» **Exercise requirements**
Count every line in the data below that includes "content", and give only the result.
:::
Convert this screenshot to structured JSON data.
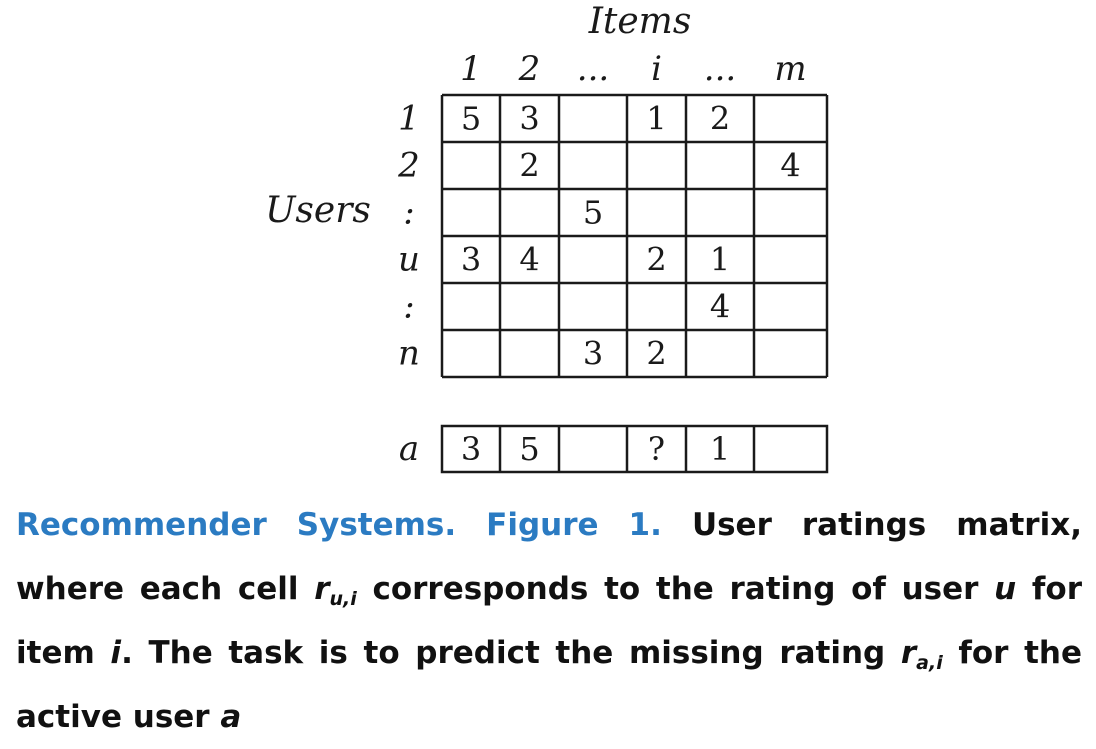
{
  "diagram": {
    "items_label": "Items",
    "users_label": "Users",
    "column_labels": [
      "1",
      "2",
      "...",
      "i",
      "...",
      "m"
    ],
    "row_labels": [
      "1",
      "2",
      ":",
      "u",
      ":",
      "n"
    ],
    "matrix": [
      [
        "5",
        "3",
        "",
        "1",
        "2",
        ""
      ],
      [
        "",
        "2",
        "",
        "",
        "",
        "4"
      ],
      [
        "",
        "",
        "5",
        "",
        "",
        ""
      ],
      [
        "3",
        "4",
        "",
        "2",
        "1",
        ""
      ],
      [
        "",
        "",
        "",
        "",
        "4",
        ""
      ],
      [
        "",
        "",
        "3",
        "2",
        "",
        ""
      ]
    ],
    "active_row_label": "a",
    "active_row": [
      "3",
      "5",
      "",
      "?",
      "1",
      ""
    ]
  },
  "caption": {
    "title": "Recommender Systems. Figure 1.",
    "text_1": "User ratings matrix, where each cell",
    "r_symbol": "r",
    "sub_ui": "u,i",
    "text_2": "corresponds to the rating of user",
    "u_symbol": "u",
    "text_3": "for item",
    "i_symbol": "i",
    "text_4": ". The task is to predict the missing rating",
    "sub_ai": "a,i",
    "text_5": "for the active user",
    "a_symbol": "a"
  }
}
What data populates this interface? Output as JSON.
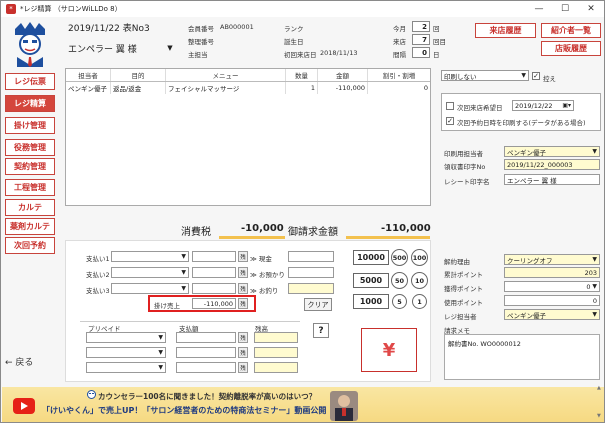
{
  "window": {
    "title": "*レジ精算 （サロンWiLLDo 8）",
    "minimize": "—",
    "maximize": "☐",
    "close": "✕"
  },
  "sidebar": {
    "items": [
      {
        "label": "レジ伝票",
        "active": false
      },
      {
        "label": "レジ精算",
        "active": true
      },
      {
        "label": "掛け管理",
        "active": false
      },
      {
        "label": "役務管理",
        "active": false
      },
      {
        "label": "契約管理",
        "active": false
      },
      {
        "label": "工程管理",
        "active": false
      },
      {
        "label": "カルテ",
        "active": false
      },
      {
        "label": "薬剤カルテ",
        "active": false
      },
      {
        "label": "次回予約",
        "active": false
      }
    ],
    "back_label": "← 戻る"
  },
  "header": {
    "date_slip": "2019/11/22  表No3",
    "customer_name": "エンペラー 翼  様",
    "member_no_label": "会員番号",
    "member_no_value": "AB000001",
    "rank_label": "ランク",
    "seiri_label": "整理番号",
    "birthday_label": "誕生日",
    "main_staff_label": "主担当",
    "first_visit_label": "初回来店日",
    "first_visit_value": "2018/11/13",
    "this_month_label": "今月",
    "this_month_value": "2",
    "this_month_unit": "回",
    "visits_label": "来店",
    "visits_value": "7",
    "visits_unit": "回目",
    "interval_label": "間隔",
    "interval_value": "0",
    "interval_unit": "日",
    "visit_history_btn": "来店履歴",
    "referrer_list_btn": "紹介者一覧",
    "sales_history_btn": "店販履歴"
  },
  "table": {
    "columns": [
      "担当者",
      "目的",
      "メニュー",
      "数量",
      "金額",
      "割引・割増"
    ],
    "rows": [
      {
        "staff": "ペンギン優子",
        "purpose": "返品/返金",
        "menu": "フェイシャルマッサージ",
        "qty": "1",
        "amount": "-110,000",
        "discount": "0"
      }
    ]
  },
  "totals": {
    "tax_label": "消費税",
    "tax_value": "-10,000",
    "total_label": "御請求金額",
    "total_value": "-110,000"
  },
  "payment": {
    "pay1_label": "支払い1",
    "pay2_label": "支払い2",
    "pay3_label": "支払い3",
    "cash_label": "≫ 現金",
    "deposit_label": "≫ お預かり",
    "change_label": "≫ お釣り",
    "credit_sale_label": "掛け売上",
    "credit_sale_value": "-110,000",
    "clear_btn": "クリア",
    "prepaid_label": "プリペイド",
    "paid_amount_label": "支払額",
    "balance_label": "残高",
    "remain_btn": "残",
    "help_btn": "?",
    "checkout_icon": "¥",
    "bills": [
      "10000",
      "5000",
      "1000"
    ],
    "coins": [
      "500",
      "100",
      "50",
      "10",
      "5",
      "1"
    ]
  },
  "right_panel": {
    "print_select": "印刷しない",
    "copy_label": "控え",
    "copy_checked": true,
    "next_visit_label": "次回来店希望日",
    "next_visit_date": "2019/12/22",
    "print_next_label": "次回予約日時を印刷する(データがある場合)",
    "print_next_checked": true,
    "print_staff_label": "印刷用担当者",
    "print_staff_value": "ペンギン優子",
    "receipt_no_label": "領収書印字No",
    "receipt_no_value": "2019/11/22_000003",
    "receipt_name_label": "レシート印字名",
    "receipt_name_value": "エンペラー 翼 様",
    "cancel_reason_label": "解約理由",
    "cancel_reason_value": "クーリングオフ",
    "cumulative_points_label": "累計ポイント",
    "cumulative_points_value": "203",
    "earned_points_label": "獲得ポイント",
    "earned_points_value": "0",
    "used_points_label": "使用ポイント",
    "used_points_value": "0",
    "register_staff_label": "レジ担当者",
    "register_staff_value": "ペンギン優子",
    "memo_label": "請求メモ",
    "memo_value": "解約書No. WO0000012"
  },
  "banner": {
    "line1": "カウンセラー100名に聞きました！契約離脱率が高いのはいつ？",
    "line2": "「けいやくん」で売上UP！「サロン経営者のための特商法セミナー」動画公開",
    "colors": {
      "accent": "#c8302c",
      "youtube": "#e62117",
      "highlight": "#e02020"
    }
  }
}
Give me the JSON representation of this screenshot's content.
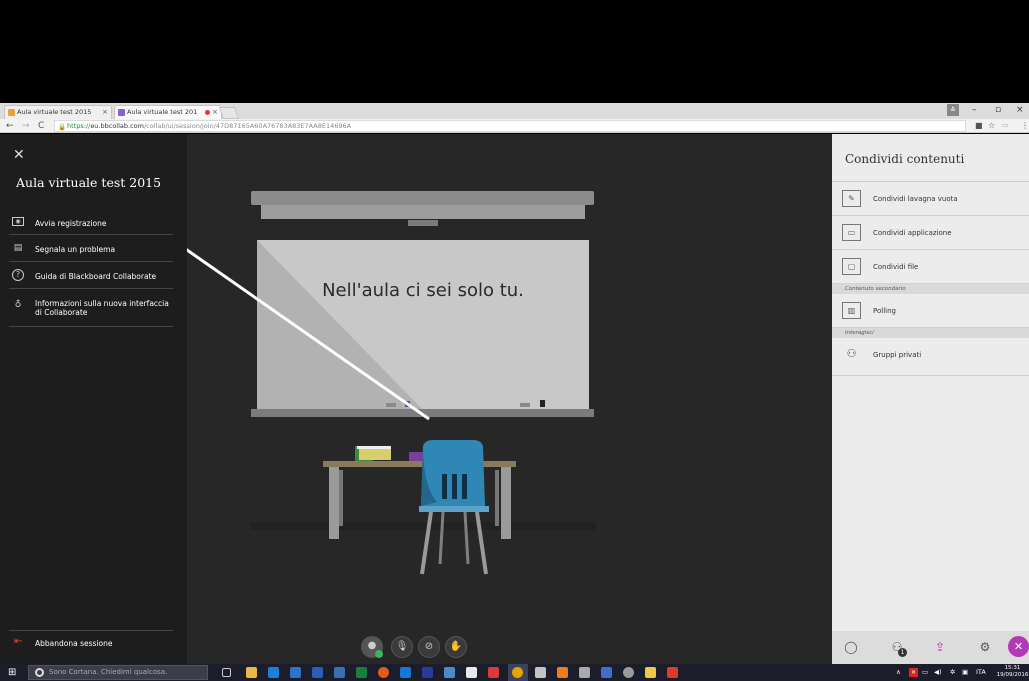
{
  "browser": {
    "tabs": [
      {
        "label": "Aula virtuale test 2015",
        "favicon_color": "#e8a23b"
      },
      {
        "label": "Aula virtuale test 201",
        "favicon_color": "#8b5fd1",
        "recording_dot": true
      }
    ],
    "url_scheme": "https://",
    "url_host": "eu.bbcollab.com",
    "url_path": "/collab/ui/session/join/47D87165A60A76783A83E7AA8E14696A"
  },
  "left_panel": {
    "title": "Aula virtuale test 2015",
    "menu": [
      {
        "label": "Avvia registrazione",
        "icon": "record-icon"
      },
      {
        "label": "Segnala un problema",
        "icon": "report-icon"
      },
      {
        "label": "Guida di Blackboard Collaborate",
        "icon": "help-icon"
      },
      {
        "label": "Informazioni sulla nuova interfaccia di Collaborate",
        "icon": "lightbulb-icon"
      }
    ],
    "leave_label": "Abbandona sessione"
  },
  "stage": {
    "message": "Nell'aula ci sei solo tu."
  },
  "right_panel": {
    "title": "Condividi contenuti",
    "items": [
      {
        "label": "Condividi lavagna vuota",
        "icon": "whiteboard-icon"
      },
      {
        "label": "Condividi applicazione",
        "icon": "application-icon"
      },
      {
        "label": "Condividi file",
        "icon": "file-icon"
      }
    ],
    "section_secondary": "Contenuto secondario",
    "secondary_items": [
      {
        "label": "Polling",
        "icon": "polling-icon"
      }
    ],
    "section_groups": "Interagisci",
    "group_items": [
      {
        "label": "Gruppi privati",
        "icon": "breakout-groups-icon"
      }
    ],
    "attendee_badge": "1"
  },
  "taskbar": {
    "search_placeholder": "Sono Cortana. Chiedimi qualcosa.",
    "language": "ITA",
    "time": "15:31",
    "date": "19/09/2016"
  },
  "colors": {
    "accent": "#b23ab6",
    "chair": "#2f87b5",
    "arrow": "#ffffff"
  }
}
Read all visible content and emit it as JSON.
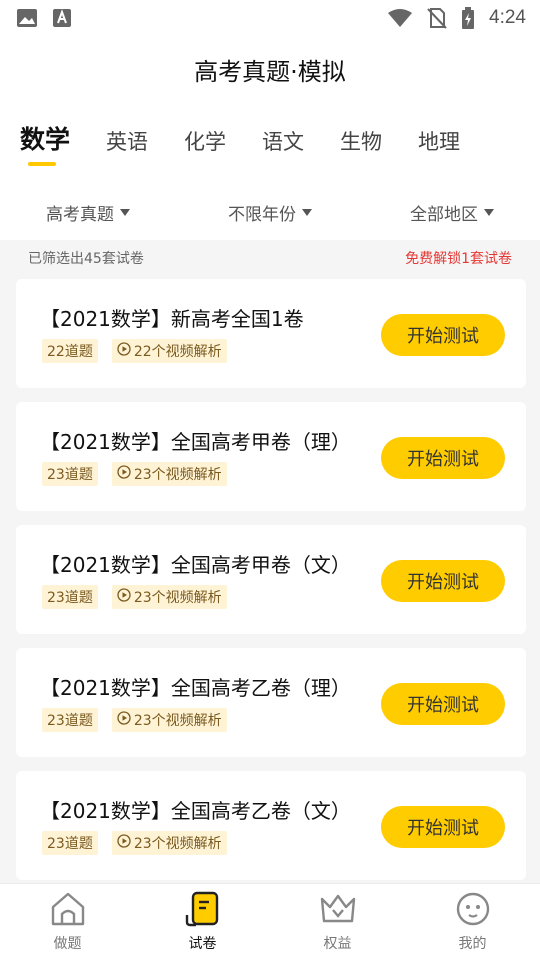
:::
» **Reply to the exercise**
2